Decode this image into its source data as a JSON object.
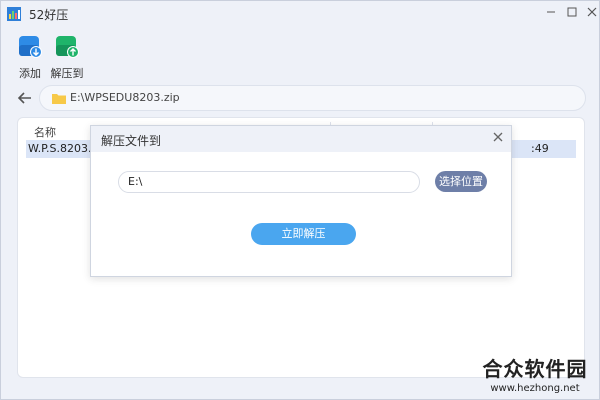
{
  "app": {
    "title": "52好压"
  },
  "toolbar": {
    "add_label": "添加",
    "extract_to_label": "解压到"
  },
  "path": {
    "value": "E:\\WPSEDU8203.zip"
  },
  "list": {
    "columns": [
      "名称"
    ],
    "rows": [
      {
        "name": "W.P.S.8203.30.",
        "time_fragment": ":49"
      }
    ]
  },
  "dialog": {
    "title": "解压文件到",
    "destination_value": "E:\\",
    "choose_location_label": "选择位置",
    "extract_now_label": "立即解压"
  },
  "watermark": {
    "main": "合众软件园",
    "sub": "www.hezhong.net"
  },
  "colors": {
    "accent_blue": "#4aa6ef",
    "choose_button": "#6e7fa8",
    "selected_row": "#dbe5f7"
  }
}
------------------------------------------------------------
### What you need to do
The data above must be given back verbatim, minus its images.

### Result of this exercise
Decode this image into its source data as a JSON object.
{
  "app": {
    "title": "52好压"
  },
  "toolbar": {
    "add_label": "添加",
    "extract_to_label": "解压到"
  },
  "path": {
    "value": "E:\\WPSEDU8203.zip"
  },
  "list": {
    "columns": [
      "名称"
    ],
    "rows": [
      {
        "name": "W.P.S.8203.30.",
        "time_fragment": ":49"
      }
    ]
  },
  "dialog": {
    "title": "解压文件到",
    "destination_value": "E:\\",
    "choose_location_label": "选择位置",
    "extract_now_label": "立即解压"
  },
  "watermark": {
    "main": "合众软件园",
    "sub": "www.hezhong.net"
  },
  "colors": {
    "accent_blue": "#4aa6ef",
    "choose_button": "#6e7fa8",
    "selected_row": "#dbe5f7"
  }
}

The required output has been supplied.